Most of us follow the mantra we hear at work: “Don’t write your passwords down.”Hackers love that password philosophy.
We are aware of he limitations of our memory. Since our gray matter can’t retain that much, we select simple (easily hacked) passwords and/or use the same password on various accounts.
"People are so inundated with bad security advice from everywhere and everyone that users actually think it is better to use the same password everywhere than to write down their passwords."
– Jesper M. Johansson, Microsoft Security Manager
Don’t be afraid to write down your passwords and store the slip of paper in a safe place, such as your wallet. Your business tells you not to write down your passwords. It’s their computer equipment, so you need to follow their policy for protecting their passwords. However, when it involves your computer, your smartphone and your web accounts – you set the rules. Go ahead, write down your passwords!

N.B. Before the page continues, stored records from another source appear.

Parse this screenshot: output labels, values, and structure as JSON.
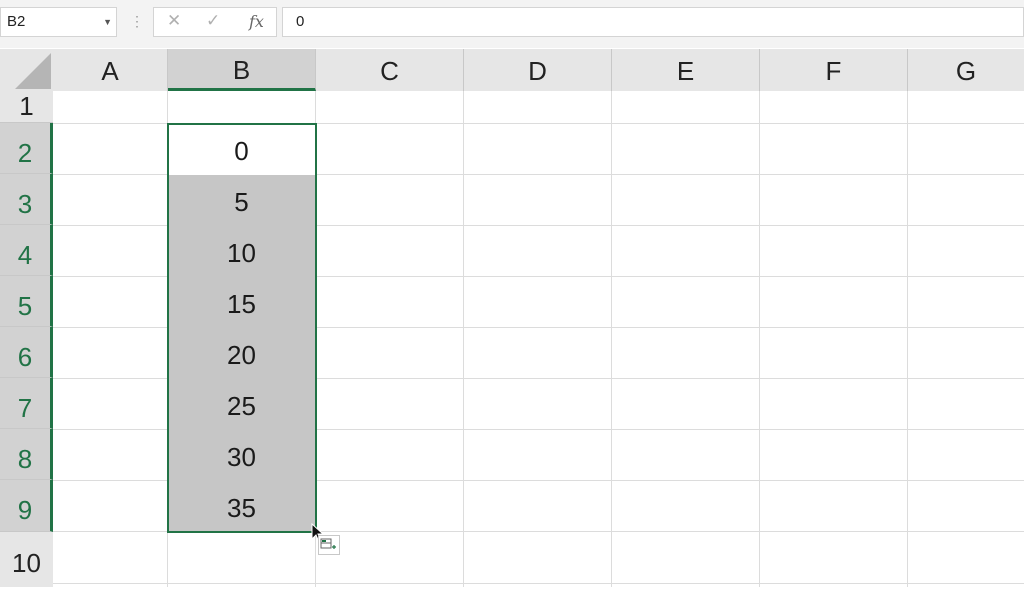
{
  "formula_bar": {
    "name_box": "B2",
    "cancel_glyph": "✕",
    "enter_glyph": "✓",
    "fx_label": "fx",
    "formula_value": "0"
  },
  "columns": [
    "A",
    "B",
    "C",
    "D",
    "E",
    "F",
    "G"
  ],
  "rows": [
    "1",
    "2",
    "3",
    "4",
    "5",
    "6",
    "7",
    "8",
    "9",
    "10"
  ],
  "cells_B": [
    "0",
    "5",
    "10",
    "15",
    "20",
    "25",
    "30",
    "35"
  ],
  "selection": {
    "active_cell": "B2",
    "range": "B2:B9"
  },
  "colors": {
    "accent": "#217346",
    "selected_fill": "#c6c6c6",
    "header_bg": "#e6e6e6"
  },
  "icons": [
    "select-all-triangle-icon",
    "cancel-icon",
    "enter-icon",
    "fx-icon",
    "mouse-pointer-icon",
    "quick-analysis-icon"
  ]
}
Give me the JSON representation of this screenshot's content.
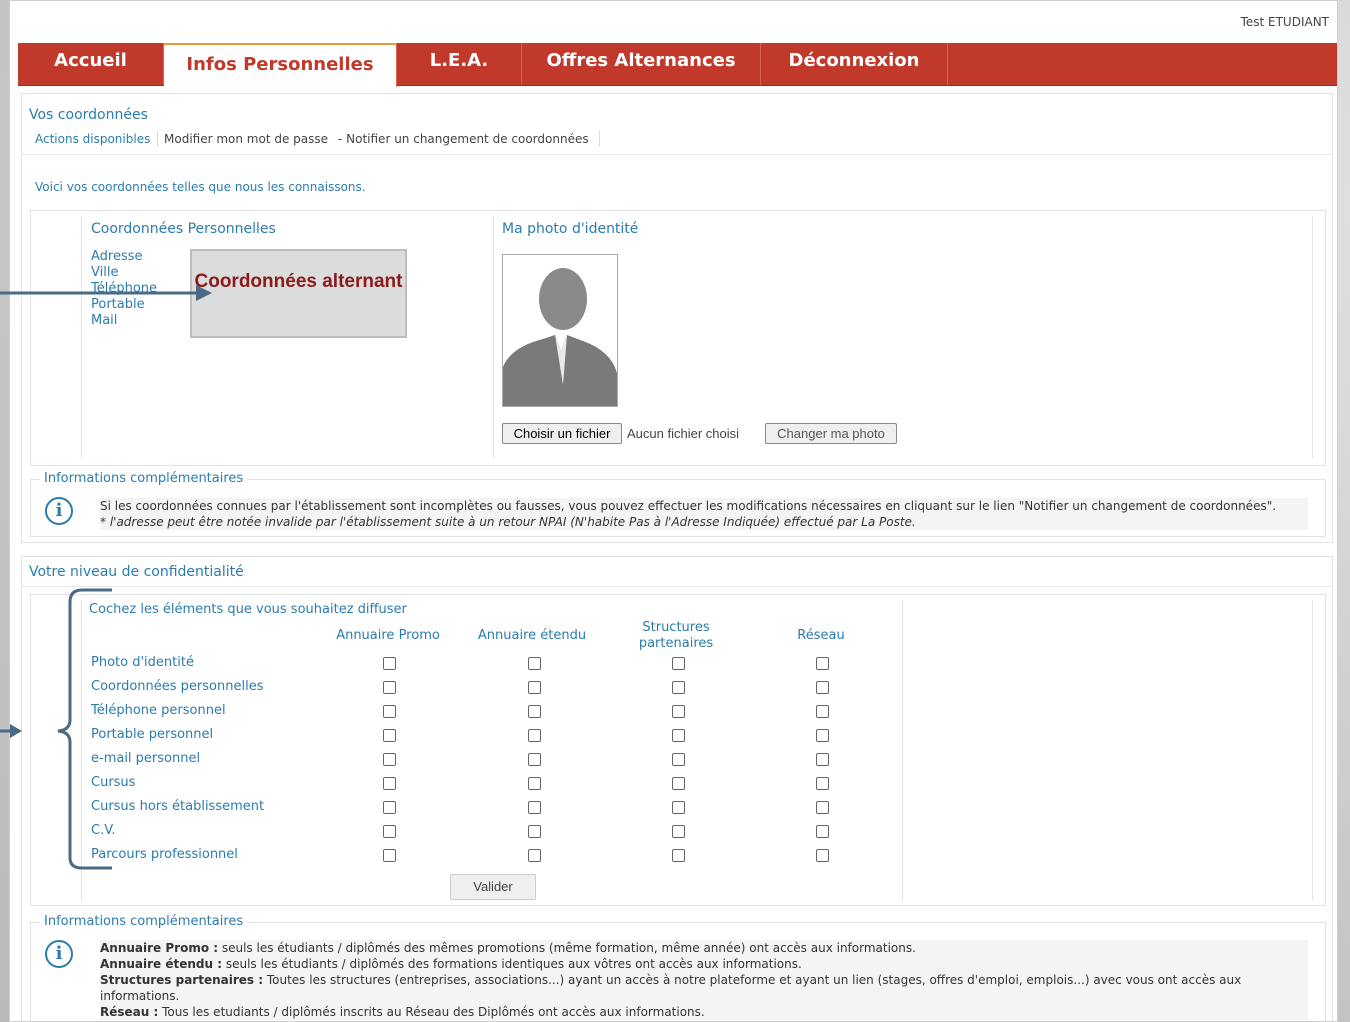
{
  "header": {
    "user": "Test ETUDIANT"
  },
  "nav": {
    "items": [
      {
        "label": "Accueil"
      },
      {
        "label": "Infos Personnelles"
      },
      {
        "label": "L.E.A."
      },
      {
        "label": "Offres Alternances"
      },
      {
        "label": "Déconnexion"
      }
    ],
    "active": "Infos Personnelles"
  },
  "coordonnees": {
    "title": "Vos coordonnées",
    "actions_label": "Actions disponibles",
    "action_password": "Modifier mon mot de passe",
    "action_notify": "- Notifier un changement de coordonnées",
    "intro": "Voici vos coordonnées telles que nous les connaissons.",
    "perso_title": "Coordonnées Personnelles",
    "fields": [
      "Adresse",
      "Ville",
      "Téléphone",
      "Portable",
      "Mail"
    ],
    "callout": "Coordonnées alternant",
    "photo_title": "Ma photo d'identité",
    "file_button": "Choisir un fichier",
    "file_status": "Aucun fichier choisi",
    "change_photo": "Changer ma photo",
    "info_legend": "Informations complémentaires",
    "info_line1": "Si les coordonnées connues par l'établissement sont incomplètes ou fausses, vous pouvez effectuer les modifications nécessaires en cliquant sur le lien \"Notifier un changement de coordonnées\".",
    "info_line2": "* l'adresse peut être notée invalide par l'établissement suite à un retour NPAI (N'habite Pas à l'Adresse Indiquée) effectué par La Poste."
  },
  "confidentialite": {
    "title": "Votre niveau de confidentialité",
    "instruction": "Cochez les éléments que vous souhaitez diffuser",
    "columns": [
      "Annuaire Promo",
      "Annuaire étendu",
      "Structures partenaires",
      "Réseau"
    ],
    "rows": [
      "Photo d'identité",
      "Coordonnées personnelles",
      "Téléphone personnel",
      "Portable personnel",
      "e-mail personnel",
      "Cursus",
      "Cursus hors établissement",
      "C.V.",
      "Parcours professionnel"
    ],
    "validate": "Valider",
    "info_legend": "Informations complémentaires",
    "info": [
      {
        "term": "Annuaire Promo :",
        "text": " seuls les étudiants / diplômés des mêmes promotions (même formation, même année) ont accès aux informations."
      },
      {
        "term": "Annuaire étendu :",
        "text": " seuls les étudiants / diplômés des formations identiques aux vôtres ont accès aux informations."
      },
      {
        "term": "Structures partenaires :",
        "text": " Toutes les structures (entreprises, associations...) ayant un accès à notre plateforme et ayant un lien (stages, offres d'emploi, emplois...) avec vous ont accès aux informations."
      },
      {
        "term": "Réseau :",
        "text": " Tous les etudiants / diplômés inscrits au Réseau des Diplômés ont accès aux informations."
      }
    ]
  },
  "colors": {
    "nav": "#c0392b",
    "accent": "#2b7cad",
    "callout_text": "#8b1a1a"
  },
  "icons": [
    "info-icon",
    "silhouette-icon",
    "arrow-icon",
    "brace-icon"
  ]
}
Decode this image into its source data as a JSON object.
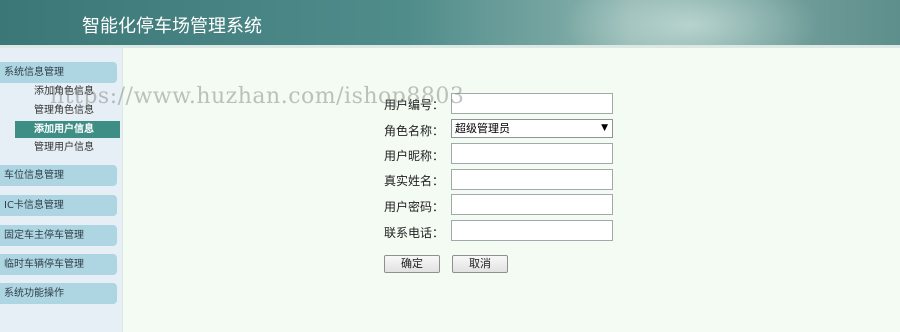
{
  "header": {
    "title": "智能化停车场管理系统"
  },
  "sidebar": {
    "groups": [
      {
        "label": "系统信息管理",
        "items": [
          "添加角色信息",
          "管理角色信息",
          "添加用户信息",
          "管理用户信息"
        ]
      },
      {
        "label": "车位信息管理"
      },
      {
        "label": "IC卡信息管理"
      },
      {
        "label": "固定车主停车管理"
      },
      {
        "label": "临时车辆停车管理"
      },
      {
        "label": "系统功能操作"
      }
    ],
    "active_item": "添加用户信息"
  },
  "form": {
    "user_id": {
      "label": "用户编号：",
      "value": ""
    },
    "role": {
      "label": "角色名称：",
      "value": "超级管理员"
    },
    "nickname": {
      "label": "用户昵称：",
      "value": ""
    },
    "real_name": {
      "label": "真实姓名：",
      "value": ""
    },
    "password": {
      "label": "用户密码：",
      "value": ""
    },
    "phone": {
      "label": "联系电话：",
      "value": ""
    },
    "confirm_label": "确定",
    "cancel_label": "取消"
  },
  "watermark": "https://www.huzhan.com/ishop8803",
  "colors": {
    "header_bg": "#4f8c8a",
    "menu_group_bg": "#aed6e2",
    "active_item_bg": "#3e8e86",
    "main_bg": "#f3fbf3",
    "sidebar_bg": "#e6eff5"
  }
}
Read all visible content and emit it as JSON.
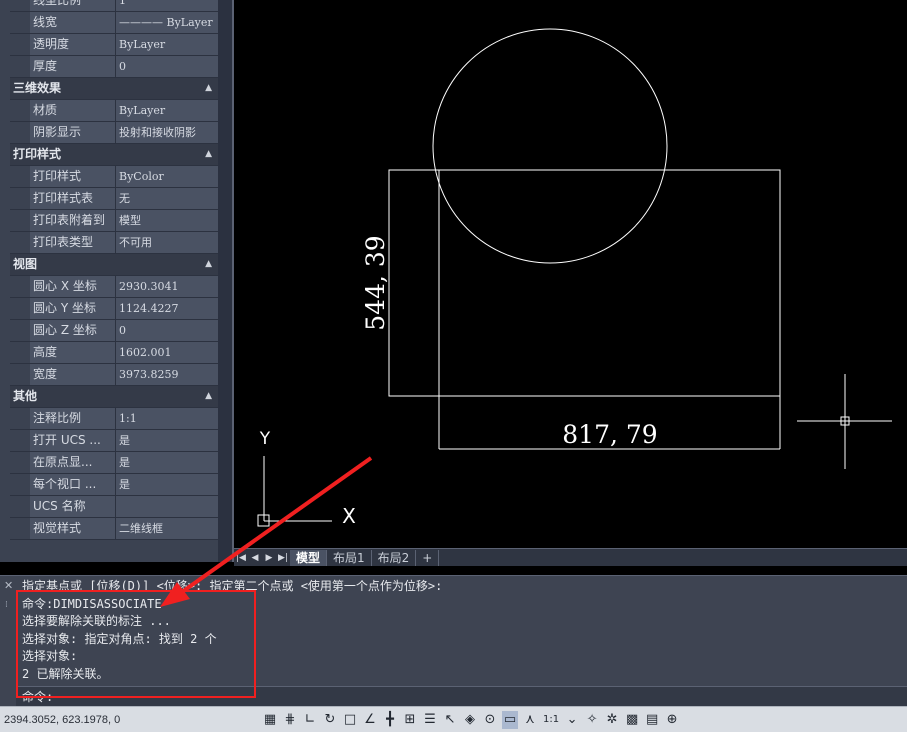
{
  "properties": {
    "top_rows": [
      {
        "name": "线型比例",
        "value": "1"
      },
      {
        "name": "线宽",
        "value": "———— ByLayer"
      },
      {
        "name": "透明度",
        "value": "ByLayer"
      },
      {
        "name": "厚度",
        "value": "0"
      }
    ],
    "groups": [
      {
        "title": "三维效果",
        "rows": [
          {
            "name": "材质",
            "value": "ByLayer"
          },
          {
            "name": "阴影显示",
            "value": "投射和接收阴影"
          }
        ]
      },
      {
        "title": "打印样式",
        "rows": [
          {
            "name": "打印样式",
            "value": "ByColor"
          },
          {
            "name": "打印样式表",
            "value": "无"
          },
          {
            "name": "打印表附着到",
            "value": "模型"
          },
          {
            "name": "打印表类型",
            "value": "不可用"
          }
        ]
      },
      {
        "title": "视图",
        "rows": [
          {
            "name": "圆心 X 坐标",
            "value": "2930.3041"
          },
          {
            "name": "圆心 Y 坐标",
            "value": "1124.4227"
          },
          {
            "name": "圆心 Z 坐标",
            "value": "0"
          },
          {
            "name": "高度",
            "value": "1602.001"
          },
          {
            "name": "宽度",
            "value": "3973.8259"
          }
        ]
      },
      {
        "title": "其他",
        "rows": [
          {
            "name": "注释比例",
            "value": "1:1"
          },
          {
            "name": "打开 UCS ...",
            "value": "是"
          },
          {
            "name": "在原点显...",
            "value": "是"
          },
          {
            "name": "每个视口 ...",
            "value": "是"
          },
          {
            "name": "UCS 名称",
            "value": ""
          },
          {
            "name": "视觉样式",
            "value": "二维线框"
          }
        ]
      }
    ]
  },
  "drawing": {
    "dim_horizontal": "817, 79",
    "dim_vertical": "544, 39",
    "ucs_x_label": "X",
    "ucs_y_label": "Y"
  },
  "tabs": {
    "items": [
      "模型",
      "布局1",
      "布局2"
    ],
    "active": "模型",
    "add_label": "+"
  },
  "command": {
    "history": [
      "指定基点或 [位移(D)] <位移>:  指定第二个点或 <使用第一个点作为位移>:",
      "命令:DIMDISASSOCIATE",
      "选择要解除关联的标注 ...",
      "选择对象: 指定对角点: 找到 2 个",
      "选择对象:",
      "2 已解除关联。"
    ],
    "prompt": "命令:"
  },
  "status": {
    "coords": "2394.3052, 623.1978, 0",
    "scale_label": "1:1",
    "icons": [
      "grid-icon",
      "snap-icon",
      "ortho-icon",
      "polar-icon",
      "osnap-icon",
      "otrack-icon",
      "ducs-icon",
      "dyn-icon",
      "lineweight-icon",
      "transparency-icon",
      "selection-cycling-icon",
      "annotation-icon",
      "workspace-icon",
      "isolate-icon",
      "clean-screen-icon",
      "customize-icon"
    ]
  },
  "colors": {
    "canvas_bg": "#000000",
    "palette_bg": "#3b4251",
    "highlight_box": "#f02020",
    "arrow": "#f02020"
  }
}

Many computer security experts say that slip of paper listing your passwords may fall into the wrong hands. But I S-T-R-O-N-G-L-Y take exception to that rule!
How can you remember ten complex passwords, then change ‘em and remember them all over again? The answer is: You can’t! That’s why so many people use weak passwords.
After my daughter’s email was hacked I was motivated to search for solutions for her and ultimately for you and me. For about a month, I spent a major portion of my PC time surfing the web using the search terms: “security” and “hacked.”
I knew I'd struck gold when I came across various stories about and articles by Jesper M. Johansson, then Microsoft's Security Manager.
Admitting IT security experts have been giving out the wrong advice for 20 years, Johansson espoused a new – still controversial – password philosophy. He shared his theory with hundreds at a national computer conference in Australia. “I have 68 different passwords,” Johansson told the group. “If I am not allowed to write any of them down, guess what I am going to do? I am going to use the same password on every one of them.”
It all makes so much sense!
Without being able to rely on this sanity preserver or necessary crutch:
- You'll continue to use the same password on multiple accounts.
- You’ll stick to simple passwords that are easy to decipher.
- You won’t create passwords that are complex enough to stop the hackers and difficult for you to remember.
A humorous look at passwords
Johansson expounded on his point in a 2008 article in TechNet, Microsoft’s online magazine. This architect of Microsoft's security contends that simple passwords are a “very weak form of security. Yet… you can generate strong passwords and write them down – there really is nothing wrong with that,” Johansson explains. “However, people are so inundated with bad security advice from everywhere and everyone that users actually think it is better to use the same password everywhere than to write down their passwords."
A similar point was made in a post on computer security firm Beryllium Sphere’s website, “A password you can remember is a weak password,” asserts an anonymous Beryllium poster. “The bad guys have password-guessing programs that know every word in the dictionary. These programs can try millions of passwords in a second.” Normal people can't memorize a complex password – one that will stand up to cyber attack, he says.
“If you're not trying to remember a password then you're free to change it frequently, which also makes things more secure,” the computer security expert concludes.